Europe

UK lawmaker swaps sides in EU vote, says 'leave' side lying

  • Mayor of London Sadiq Khan speaks during a Labour party 'Vote Remain' campaign event, at The Shard in London Thursday June 9, 2016. The referendum on Britain's membership of the EU will take place on Thursday June 23. (Dominic Lipinski PA via AP) UNITED KINGDOM OUT

    Mayor of London Sadiq Khan speaks during a Labour party 'Vote Remain' campaign event, at The Shard in London Thursday June 9, 2016. The referendum on Britain's membership of the EU will take place on Thursday June 23. (Dominic Lipinski PA via AP) UNITED KINGDOM OUT  (The Associated Press)

  • Former British prime ministers Sir John Major, left, and Tony Blair share a platform for the Remain campaign at the University of Ulster in Londonderry. Northern Ireland, Thursday June 9, 2016.  Britain's referendum on EU membership will take place on Thursday June 23. (Brian Lawless/PA via AP) UNITED KINGDOM OUT

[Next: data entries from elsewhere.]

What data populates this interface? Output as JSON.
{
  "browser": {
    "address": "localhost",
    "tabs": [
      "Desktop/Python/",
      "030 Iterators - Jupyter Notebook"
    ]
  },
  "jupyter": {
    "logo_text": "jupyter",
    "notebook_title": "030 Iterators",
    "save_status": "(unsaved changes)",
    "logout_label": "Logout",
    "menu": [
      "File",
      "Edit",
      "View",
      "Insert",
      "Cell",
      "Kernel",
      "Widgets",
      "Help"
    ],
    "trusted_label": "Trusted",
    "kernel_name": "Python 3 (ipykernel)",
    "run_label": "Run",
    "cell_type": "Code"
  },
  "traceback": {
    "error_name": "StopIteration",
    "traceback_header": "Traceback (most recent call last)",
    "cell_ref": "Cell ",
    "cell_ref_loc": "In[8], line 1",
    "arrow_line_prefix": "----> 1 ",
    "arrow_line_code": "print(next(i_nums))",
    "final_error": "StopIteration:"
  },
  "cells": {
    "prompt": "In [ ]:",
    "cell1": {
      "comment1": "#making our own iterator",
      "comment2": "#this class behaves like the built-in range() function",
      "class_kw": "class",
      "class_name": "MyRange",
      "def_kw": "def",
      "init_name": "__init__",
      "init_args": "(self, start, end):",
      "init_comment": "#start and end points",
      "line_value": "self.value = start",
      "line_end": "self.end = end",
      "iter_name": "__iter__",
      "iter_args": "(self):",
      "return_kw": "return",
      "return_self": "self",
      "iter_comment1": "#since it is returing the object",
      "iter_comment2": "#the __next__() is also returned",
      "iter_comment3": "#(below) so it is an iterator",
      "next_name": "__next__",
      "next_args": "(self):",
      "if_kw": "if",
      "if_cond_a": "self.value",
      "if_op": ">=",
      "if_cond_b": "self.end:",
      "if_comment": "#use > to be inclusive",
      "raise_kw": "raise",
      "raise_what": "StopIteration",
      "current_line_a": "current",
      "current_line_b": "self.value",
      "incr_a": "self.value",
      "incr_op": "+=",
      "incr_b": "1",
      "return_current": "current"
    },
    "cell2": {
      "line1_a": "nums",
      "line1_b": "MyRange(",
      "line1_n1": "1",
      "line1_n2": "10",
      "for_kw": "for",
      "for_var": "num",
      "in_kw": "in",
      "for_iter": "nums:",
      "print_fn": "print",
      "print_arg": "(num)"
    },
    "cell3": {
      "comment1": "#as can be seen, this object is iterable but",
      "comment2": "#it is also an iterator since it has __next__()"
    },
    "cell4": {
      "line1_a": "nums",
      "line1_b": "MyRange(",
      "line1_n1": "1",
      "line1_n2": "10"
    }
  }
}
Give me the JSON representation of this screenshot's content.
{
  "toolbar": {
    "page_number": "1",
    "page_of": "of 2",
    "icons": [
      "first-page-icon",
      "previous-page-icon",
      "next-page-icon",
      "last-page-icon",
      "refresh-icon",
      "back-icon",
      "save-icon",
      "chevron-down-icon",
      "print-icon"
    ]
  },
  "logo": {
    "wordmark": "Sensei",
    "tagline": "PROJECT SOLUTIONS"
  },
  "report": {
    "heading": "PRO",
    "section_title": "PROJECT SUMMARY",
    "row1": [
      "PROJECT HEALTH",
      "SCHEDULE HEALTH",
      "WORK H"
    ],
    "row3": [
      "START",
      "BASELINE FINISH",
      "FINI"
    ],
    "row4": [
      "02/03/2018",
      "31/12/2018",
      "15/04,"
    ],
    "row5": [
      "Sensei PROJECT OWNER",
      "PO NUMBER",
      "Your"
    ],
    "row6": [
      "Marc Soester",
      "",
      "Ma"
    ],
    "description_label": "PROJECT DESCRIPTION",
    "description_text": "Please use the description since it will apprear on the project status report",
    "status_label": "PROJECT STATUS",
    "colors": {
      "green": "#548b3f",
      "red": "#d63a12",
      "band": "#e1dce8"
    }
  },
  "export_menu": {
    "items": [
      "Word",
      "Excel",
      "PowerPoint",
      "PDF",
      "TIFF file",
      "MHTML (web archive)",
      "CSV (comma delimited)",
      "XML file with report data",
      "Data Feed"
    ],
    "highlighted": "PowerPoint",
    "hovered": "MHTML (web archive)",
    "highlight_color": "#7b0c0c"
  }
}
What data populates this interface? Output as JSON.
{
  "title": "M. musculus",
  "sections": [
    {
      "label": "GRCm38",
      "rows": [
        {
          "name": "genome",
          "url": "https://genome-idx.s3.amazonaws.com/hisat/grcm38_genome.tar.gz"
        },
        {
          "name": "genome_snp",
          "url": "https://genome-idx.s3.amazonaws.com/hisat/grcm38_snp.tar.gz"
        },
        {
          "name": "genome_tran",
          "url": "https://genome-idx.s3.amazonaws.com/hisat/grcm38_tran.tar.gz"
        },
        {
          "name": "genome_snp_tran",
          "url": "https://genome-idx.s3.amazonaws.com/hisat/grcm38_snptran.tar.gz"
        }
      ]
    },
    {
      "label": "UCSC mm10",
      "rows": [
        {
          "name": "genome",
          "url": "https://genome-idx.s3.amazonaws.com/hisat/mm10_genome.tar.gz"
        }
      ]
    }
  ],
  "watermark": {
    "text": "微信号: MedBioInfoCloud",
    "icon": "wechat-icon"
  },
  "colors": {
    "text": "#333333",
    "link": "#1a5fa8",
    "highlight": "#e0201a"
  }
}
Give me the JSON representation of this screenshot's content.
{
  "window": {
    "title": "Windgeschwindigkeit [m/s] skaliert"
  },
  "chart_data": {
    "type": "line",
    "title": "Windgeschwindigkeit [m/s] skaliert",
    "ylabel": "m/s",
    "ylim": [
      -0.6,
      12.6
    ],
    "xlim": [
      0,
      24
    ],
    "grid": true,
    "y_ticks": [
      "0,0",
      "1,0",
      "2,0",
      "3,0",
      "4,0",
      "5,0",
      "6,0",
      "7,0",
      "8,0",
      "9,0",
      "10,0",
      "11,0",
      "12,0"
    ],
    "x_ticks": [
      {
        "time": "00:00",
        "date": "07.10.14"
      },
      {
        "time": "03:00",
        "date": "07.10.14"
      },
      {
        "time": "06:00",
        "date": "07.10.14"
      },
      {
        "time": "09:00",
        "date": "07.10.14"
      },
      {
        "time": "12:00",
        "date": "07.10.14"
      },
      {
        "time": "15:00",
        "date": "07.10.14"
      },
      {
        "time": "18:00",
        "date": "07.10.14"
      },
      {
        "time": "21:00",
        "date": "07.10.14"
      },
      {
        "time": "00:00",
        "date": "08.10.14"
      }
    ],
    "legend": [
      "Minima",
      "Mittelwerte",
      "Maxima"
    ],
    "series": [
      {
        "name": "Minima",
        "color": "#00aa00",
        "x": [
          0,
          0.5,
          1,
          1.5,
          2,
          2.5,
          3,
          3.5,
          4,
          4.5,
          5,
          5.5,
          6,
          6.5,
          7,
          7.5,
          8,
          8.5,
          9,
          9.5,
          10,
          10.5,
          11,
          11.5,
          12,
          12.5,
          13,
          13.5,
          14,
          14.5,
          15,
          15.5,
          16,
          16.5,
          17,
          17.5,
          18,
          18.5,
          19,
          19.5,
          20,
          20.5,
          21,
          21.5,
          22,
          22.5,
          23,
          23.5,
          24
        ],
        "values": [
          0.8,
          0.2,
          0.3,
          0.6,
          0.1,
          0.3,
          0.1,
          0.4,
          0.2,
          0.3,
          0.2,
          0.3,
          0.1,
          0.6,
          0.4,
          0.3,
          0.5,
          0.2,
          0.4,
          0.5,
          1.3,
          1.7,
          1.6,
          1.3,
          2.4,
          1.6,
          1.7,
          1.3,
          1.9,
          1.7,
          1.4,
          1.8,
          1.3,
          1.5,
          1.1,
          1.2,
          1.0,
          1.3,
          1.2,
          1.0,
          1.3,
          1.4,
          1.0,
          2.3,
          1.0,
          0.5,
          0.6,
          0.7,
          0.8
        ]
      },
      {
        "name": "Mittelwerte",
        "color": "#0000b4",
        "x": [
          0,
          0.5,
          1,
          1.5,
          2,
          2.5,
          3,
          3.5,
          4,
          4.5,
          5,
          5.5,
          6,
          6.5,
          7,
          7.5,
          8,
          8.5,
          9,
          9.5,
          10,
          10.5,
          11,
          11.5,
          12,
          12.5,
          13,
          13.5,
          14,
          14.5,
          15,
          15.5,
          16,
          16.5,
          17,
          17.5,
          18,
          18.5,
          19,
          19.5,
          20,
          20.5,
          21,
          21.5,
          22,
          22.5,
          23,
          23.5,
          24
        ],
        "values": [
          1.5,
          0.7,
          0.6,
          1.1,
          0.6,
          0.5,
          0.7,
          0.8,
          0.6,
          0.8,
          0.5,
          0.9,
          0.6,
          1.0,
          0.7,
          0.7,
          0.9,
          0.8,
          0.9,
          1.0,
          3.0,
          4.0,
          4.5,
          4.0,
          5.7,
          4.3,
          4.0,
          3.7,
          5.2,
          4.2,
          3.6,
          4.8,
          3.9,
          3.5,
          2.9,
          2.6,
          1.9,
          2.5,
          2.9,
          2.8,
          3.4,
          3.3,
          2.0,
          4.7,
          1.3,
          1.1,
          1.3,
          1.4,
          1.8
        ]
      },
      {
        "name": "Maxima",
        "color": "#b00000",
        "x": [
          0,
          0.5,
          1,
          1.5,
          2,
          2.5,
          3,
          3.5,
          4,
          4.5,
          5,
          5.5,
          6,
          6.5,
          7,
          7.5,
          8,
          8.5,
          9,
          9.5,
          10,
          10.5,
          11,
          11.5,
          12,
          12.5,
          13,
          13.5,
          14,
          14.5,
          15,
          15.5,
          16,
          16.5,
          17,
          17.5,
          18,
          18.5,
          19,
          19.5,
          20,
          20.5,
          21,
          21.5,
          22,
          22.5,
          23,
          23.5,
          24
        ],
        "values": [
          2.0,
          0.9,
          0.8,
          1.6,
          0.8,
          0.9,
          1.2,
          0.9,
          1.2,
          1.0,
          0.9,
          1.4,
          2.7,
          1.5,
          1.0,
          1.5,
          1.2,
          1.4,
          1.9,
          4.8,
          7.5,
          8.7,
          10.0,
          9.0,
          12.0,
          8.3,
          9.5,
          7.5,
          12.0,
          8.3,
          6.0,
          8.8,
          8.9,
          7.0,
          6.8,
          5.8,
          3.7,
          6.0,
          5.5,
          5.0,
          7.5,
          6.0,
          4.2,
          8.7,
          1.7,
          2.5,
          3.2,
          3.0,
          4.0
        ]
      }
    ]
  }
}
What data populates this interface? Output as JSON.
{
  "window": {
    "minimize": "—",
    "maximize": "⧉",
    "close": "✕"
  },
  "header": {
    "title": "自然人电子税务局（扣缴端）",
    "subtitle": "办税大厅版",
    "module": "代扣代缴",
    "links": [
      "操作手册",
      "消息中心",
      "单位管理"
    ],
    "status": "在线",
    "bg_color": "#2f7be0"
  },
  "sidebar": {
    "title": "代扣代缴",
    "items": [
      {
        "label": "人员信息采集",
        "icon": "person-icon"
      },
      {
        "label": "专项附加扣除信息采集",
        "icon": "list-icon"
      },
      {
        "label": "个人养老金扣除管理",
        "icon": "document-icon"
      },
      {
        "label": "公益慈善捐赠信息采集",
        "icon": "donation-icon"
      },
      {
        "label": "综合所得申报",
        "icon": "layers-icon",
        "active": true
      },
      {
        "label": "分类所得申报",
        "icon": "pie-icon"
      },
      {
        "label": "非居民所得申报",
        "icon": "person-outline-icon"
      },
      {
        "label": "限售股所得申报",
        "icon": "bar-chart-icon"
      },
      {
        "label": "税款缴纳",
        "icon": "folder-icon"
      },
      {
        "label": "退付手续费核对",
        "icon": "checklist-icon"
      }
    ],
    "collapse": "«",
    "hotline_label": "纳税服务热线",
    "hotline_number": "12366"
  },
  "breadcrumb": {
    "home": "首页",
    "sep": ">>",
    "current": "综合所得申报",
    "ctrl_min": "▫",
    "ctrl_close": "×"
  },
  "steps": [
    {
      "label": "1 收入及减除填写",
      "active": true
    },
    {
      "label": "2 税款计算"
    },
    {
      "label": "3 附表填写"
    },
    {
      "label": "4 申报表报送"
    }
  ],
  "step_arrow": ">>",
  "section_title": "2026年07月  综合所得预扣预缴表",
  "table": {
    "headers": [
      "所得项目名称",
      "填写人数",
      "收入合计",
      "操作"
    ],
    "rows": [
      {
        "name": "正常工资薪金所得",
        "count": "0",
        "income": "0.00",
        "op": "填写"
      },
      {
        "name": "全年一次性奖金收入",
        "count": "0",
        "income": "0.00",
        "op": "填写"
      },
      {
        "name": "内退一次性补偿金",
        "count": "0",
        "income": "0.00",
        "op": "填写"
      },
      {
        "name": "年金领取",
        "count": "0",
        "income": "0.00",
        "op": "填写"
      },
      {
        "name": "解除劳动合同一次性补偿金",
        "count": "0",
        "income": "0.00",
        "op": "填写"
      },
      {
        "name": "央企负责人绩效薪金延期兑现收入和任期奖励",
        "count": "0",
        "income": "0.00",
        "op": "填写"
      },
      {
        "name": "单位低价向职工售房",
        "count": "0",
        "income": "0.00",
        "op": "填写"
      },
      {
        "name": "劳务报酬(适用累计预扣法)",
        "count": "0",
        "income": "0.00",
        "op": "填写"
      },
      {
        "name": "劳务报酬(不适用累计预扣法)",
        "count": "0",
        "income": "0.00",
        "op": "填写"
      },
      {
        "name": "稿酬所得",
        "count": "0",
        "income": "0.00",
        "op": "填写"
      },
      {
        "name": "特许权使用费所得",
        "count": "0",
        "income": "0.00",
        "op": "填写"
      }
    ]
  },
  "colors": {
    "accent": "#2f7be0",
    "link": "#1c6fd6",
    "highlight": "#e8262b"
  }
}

    Former British prime ministers Sir John Major, left, and Tony Blair share a platform for the Remain campaign at the University of Ulster in Londonderry. Northern Ireland, Thursday June 9, 2016. Britain's referendum on EU membership will take place on Thursday June 23. (Brian Lawless/PA via AP) UNITED KINGDOM OUT  (The Associated Press)

  • Former British prime ministers Sir John Major, left, and Tony Blair share a platform for the Remain campaign at the University of Ulster in Londonderry. Northern Ireland, Thursday June 9, 2016.  Britain's referendum on EU membership will take place on Thursday June 23. (Brian Lawless/PA via AP) UNITED KINGDOM OUT

    Former British prime ministers Sir John Major, left, and Tony Blair share a platform for the Remain campaign at the University of Ulster in Londonderry. Northern Ireland, Thursday June 9, 2016. Britain's referendum on EU membership will take place on Thursday June 23. (Brian Lawless/PA via AP) UNITED KINGDOM OUT  (The Associated Press)

A respected Conservative lawmaker says she's switched sides in Britain's European Union debate and now supports staying in the bloc because she says the "leave" side has been lying about how much money Britain pays the EU.

Sarah Wollaston, a doctor who heads the House of Commons health committee, says a claim that Britain sends the EU 350 million pounds ($505 million) a week is "a financial lie."

The figure does not include Britain's rebates. The net U.K. contribution is about half that.

The "leave" group has emblazoned the figure on its campaign bus and claims leaving the EU would mean the money could be spent on Britain's overburdened National Health Service.

Wollaston said Thursday it's "shameful" to build a campaign on deceit, and leaving the EU would cause "economic turmoil."